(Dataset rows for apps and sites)
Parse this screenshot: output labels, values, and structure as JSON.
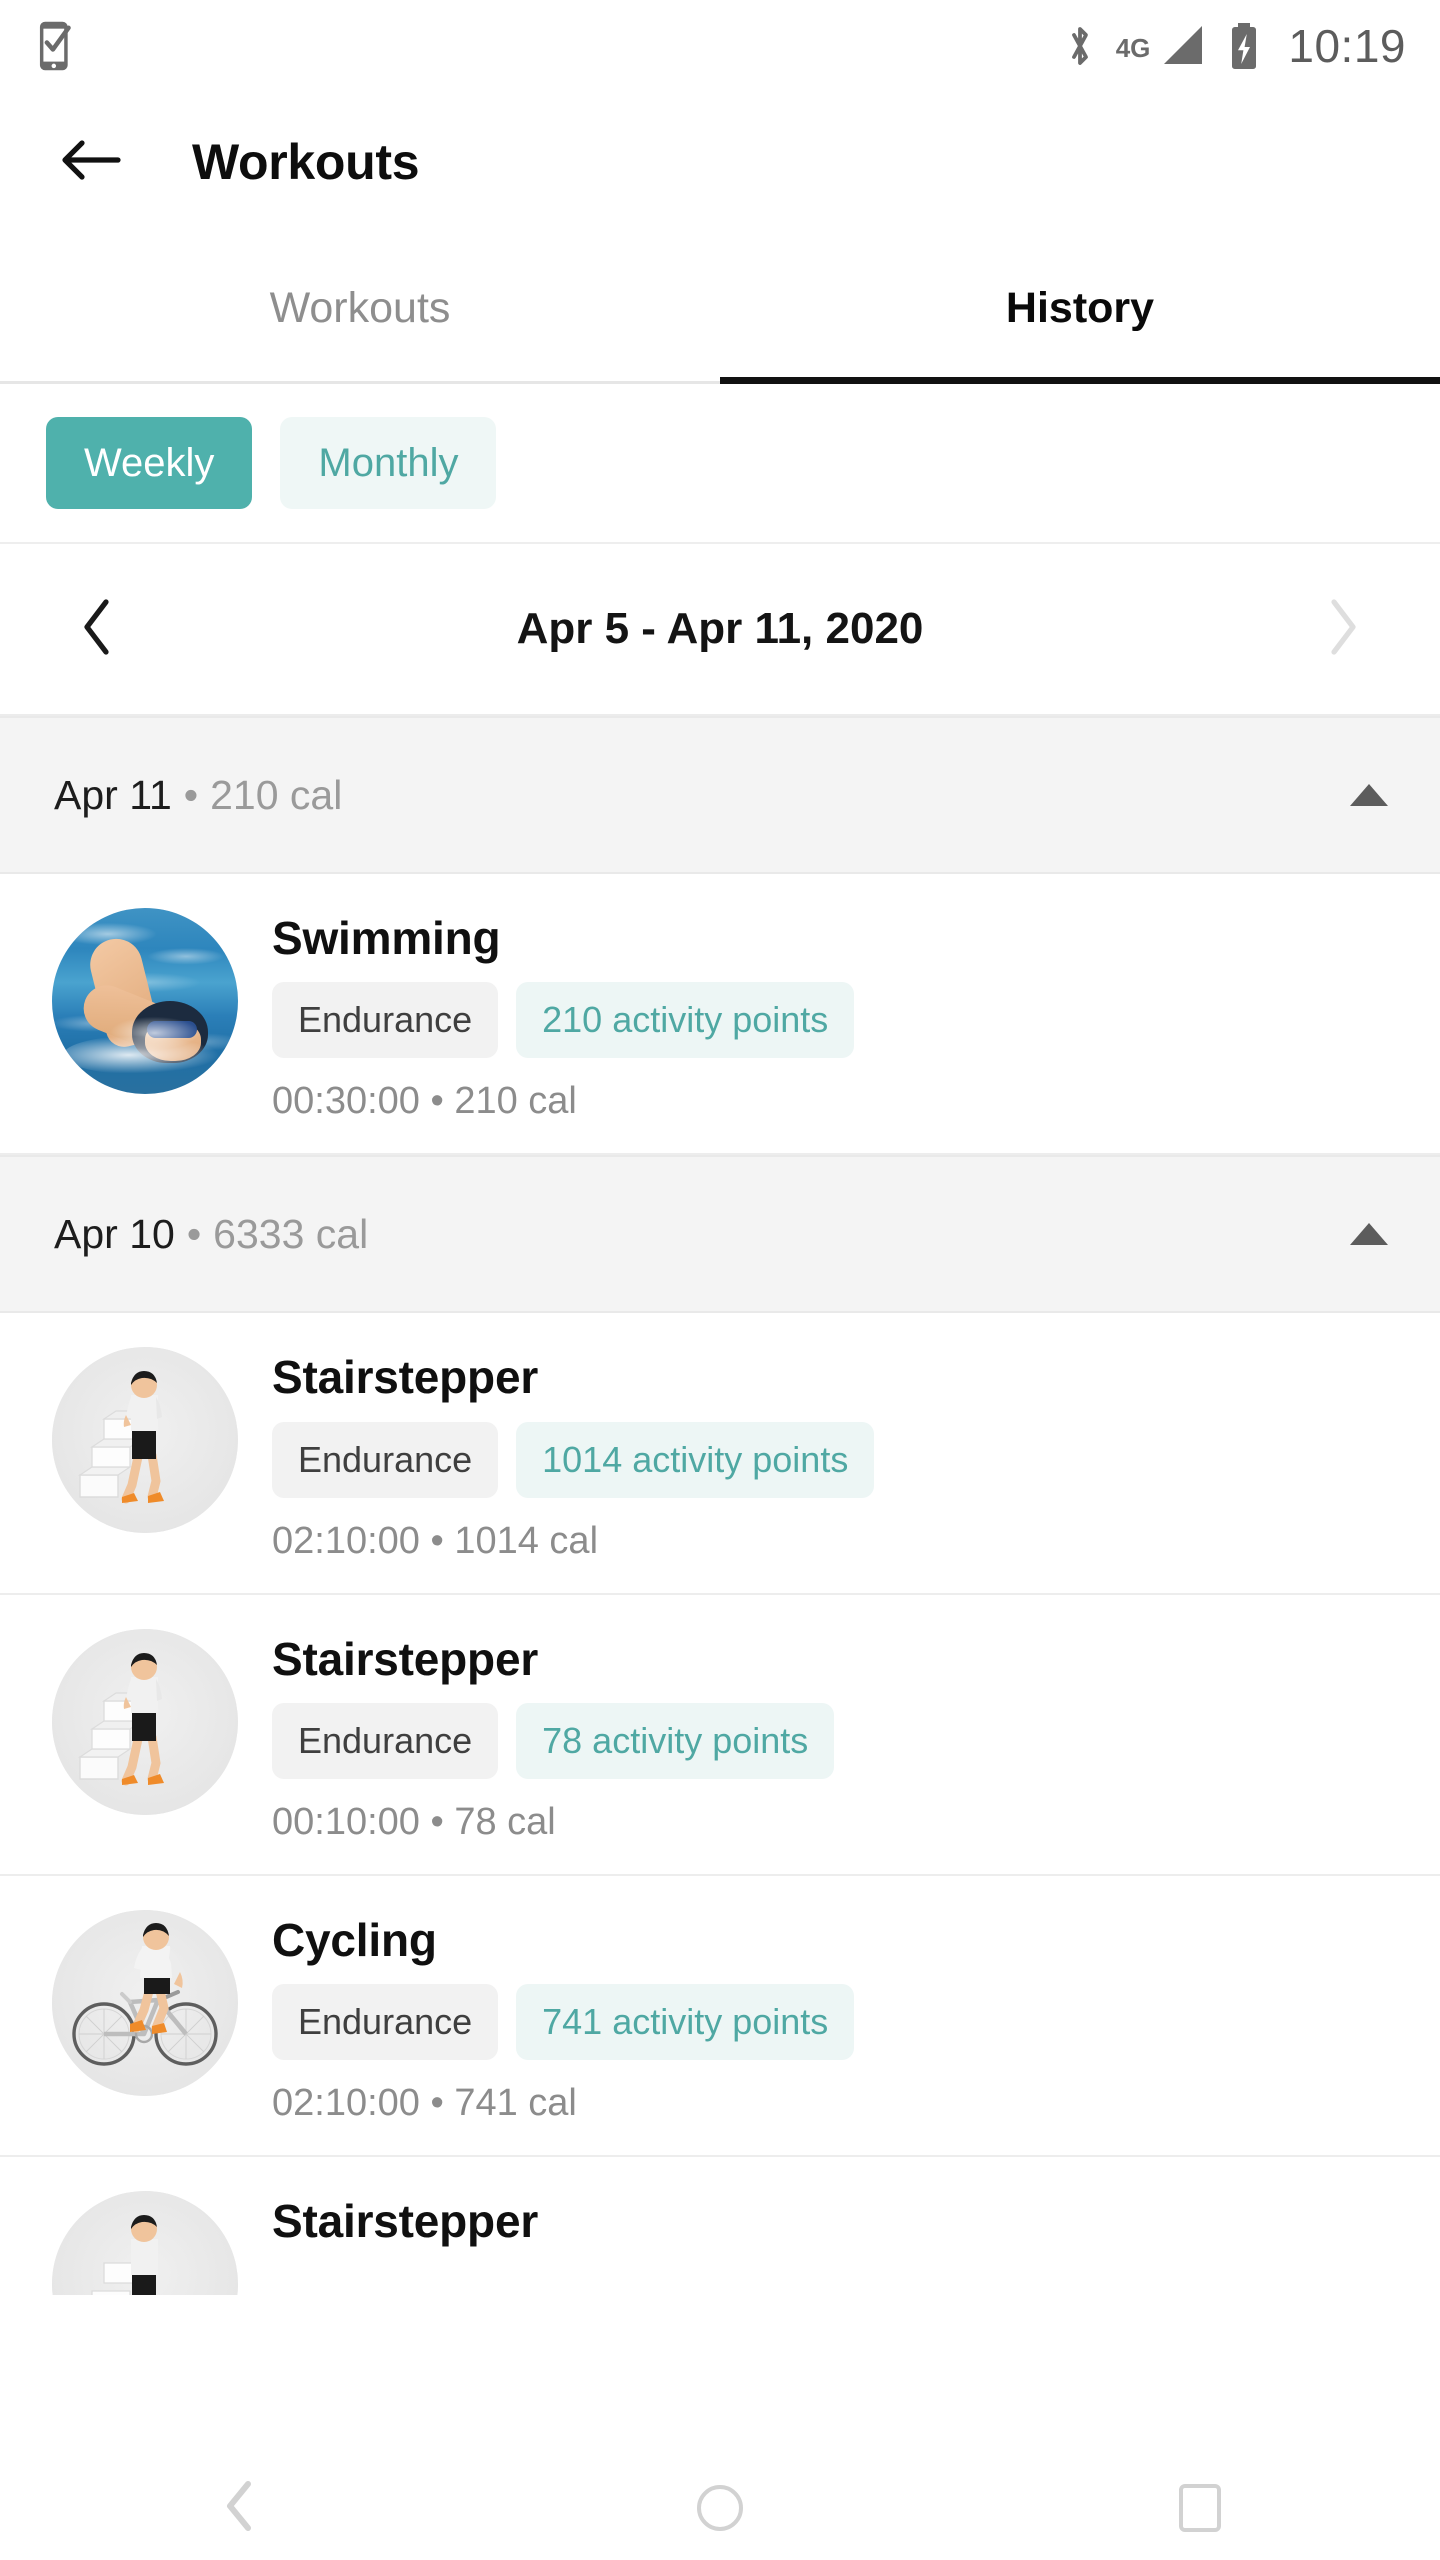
{
  "status_bar": {
    "left_icon": "phone-check-icon",
    "bluetooth_icon": "bluetooth-icon",
    "network_label": "4G",
    "signal_icon": "signal-bars-icon",
    "battery_icon": "battery-charging-icon",
    "time": "10:19"
  },
  "app_bar": {
    "back_icon": "back-arrow-icon",
    "title": "Workouts"
  },
  "tabs": [
    {
      "label": "Workouts",
      "active": false
    },
    {
      "label": "History",
      "active": true
    }
  ],
  "period_toggle": {
    "options": [
      {
        "label": "Weekly",
        "selected": true
      },
      {
        "label": "Monthly",
        "selected": false
      }
    ],
    "selected_color": "#4fb1ac",
    "unselected_bg": "#eff7f6",
    "unselected_text": "#4fa8a3"
  },
  "date_nav": {
    "prev_icon": "chevron-left-icon",
    "next_icon": "chevron-right-icon",
    "range_label": "Apr 5 - Apr 11, 2020",
    "prev_enabled": true,
    "next_enabled": false
  },
  "day_groups": [
    {
      "date": "Apr 11",
      "separator": "•",
      "calories": "210 cal",
      "collapse_icon": "triangle-up-icon",
      "expanded": true,
      "workouts": [
        {
          "thumb": "swimming-photo",
          "title": "Swimming",
          "type_chip": "Endurance",
          "points_chip": "210 activity points",
          "meta": "00:30:00 • 210 cal"
        }
      ]
    },
    {
      "date": "Apr 10",
      "separator": "•",
      "calories": "6333 cal",
      "collapse_icon": "triangle-up-icon",
      "expanded": true,
      "workouts": [
        {
          "thumb": "stairstepper-illustration",
          "title": "Stairstepper",
          "type_chip": "Endurance",
          "points_chip": "1014 activity points",
          "meta": "02:10:00 • 1014 cal"
        },
        {
          "thumb": "stairstepper-illustration",
          "title": "Stairstepper",
          "type_chip": "Endurance",
          "points_chip": "78 activity points",
          "meta": "00:10:00 • 78 cal"
        },
        {
          "thumb": "cycling-illustration",
          "title": "Cycling",
          "type_chip": "Endurance",
          "points_chip": "741 activity points",
          "meta": "02:10:00 • 741 cal"
        },
        {
          "thumb": "stairstepper-illustration",
          "title": "Stairstepper",
          "type_chip": "",
          "points_chip": "",
          "meta": ""
        }
      ]
    }
  ],
  "system_nav": {
    "back_icon": "nav-back-icon",
    "home_icon": "nav-home-icon",
    "recents_icon": "nav-recents-icon"
  },
  "colors": {
    "accent_teal": "#4fb1ac",
    "accent_teal_text": "#4fa8a3",
    "chip_mint_bg": "#edf6f5",
    "chip_gray_bg": "#f2f2f2",
    "group_header_bg": "#f4f4f4",
    "muted_text": "#8c8c8c"
  }
}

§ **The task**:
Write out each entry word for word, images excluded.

§ **Solution**:
Parse this screenshot: output labels, values, and structure as JSON.
{
  "status_bar": {
    "left_icon": "phone-check-icon",
    "bluetooth_icon": "bluetooth-icon",
    "network_label": "4G",
    "signal_icon": "signal-bars-icon",
    "battery_icon": "battery-charging-icon",
    "time": "10:19"
  },
  "app_bar": {
    "back_icon": "back-arrow-icon",
    "title": "Workouts"
  },
  "tabs": [
    {
      "label": "Workouts",
      "active": false
    },
    {
      "label": "History",
      "active": true
    }
  ],
  "period_toggle": {
    "options": [
      {
        "label": "Weekly",
        "selected": true
      },
      {
        "label": "Monthly",
        "selected": false
      }
    ],
    "selected_color": "#4fb1ac",
    "unselected_bg": "#eff7f6",
    "unselected_text": "#4fa8a3"
  },
  "date_nav": {
    "prev_icon": "chevron-left-icon",
    "next_icon": "chevron-right-icon",
    "range_label": "Apr 5 - Apr 11, 2020",
    "prev_enabled": true,
    "next_enabled": false
  },
  "day_groups": [
    {
      "date": "Apr 11",
      "separator": "•",
      "calories": "210 cal",
      "collapse_icon": "triangle-up-icon",
      "expanded": true,
      "workouts": [
        {
          "thumb": "swimming-photo",
          "title": "Swimming",
          "type_chip": "Endurance",
          "points_chip": "210 activity points",
          "meta": "00:30:00 • 210 cal"
        }
      ]
    },
    {
      "date": "Apr 10",
      "separator": "•",
      "calories": "6333 cal",
      "collapse_icon": "triangle-up-icon",
      "expanded": true,
      "workouts": [
        {
          "thumb": "stairstepper-illustration",
          "title": "Stairstepper",
          "type_chip": "Endurance",
          "points_chip": "1014 activity points",
          "meta": "02:10:00 • 1014 cal"
        },
        {
          "thumb": "stairstepper-illustration",
          "title": "Stairstepper",
          "type_chip": "Endurance",
          "points_chip": "78 activity points",
          "meta": "00:10:00 • 78 cal"
        },
        {
          "thumb": "cycling-illustration",
          "title": "Cycling",
          "type_chip": "Endurance",
          "points_chip": "741 activity points",
          "meta": "02:10:00 • 741 cal"
        },
        {
          "thumb": "stairstepper-illustration",
          "title": "Stairstepper",
          "type_chip": "",
          "points_chip": "",
          "meta": ""
        }
      ]
    }
  ],
  "system_nav": {
    "back_icon": "nav-back-icon",
    "home_icon": "nav-home-icon",
    "recents_icon": "nav-recents-icon"
  },
  "colors": {
    "accent_teal": "#4fb1ac",
    "accent_teal_text": "#4fa8a3",
    "chip_mint_bg": "#edf6f5",
    "chip_gray_bg": "#f2f2f2",
    "group_header_bg": "#f4f4f4",
    "muted_text": "#8c8c8c"
  }
}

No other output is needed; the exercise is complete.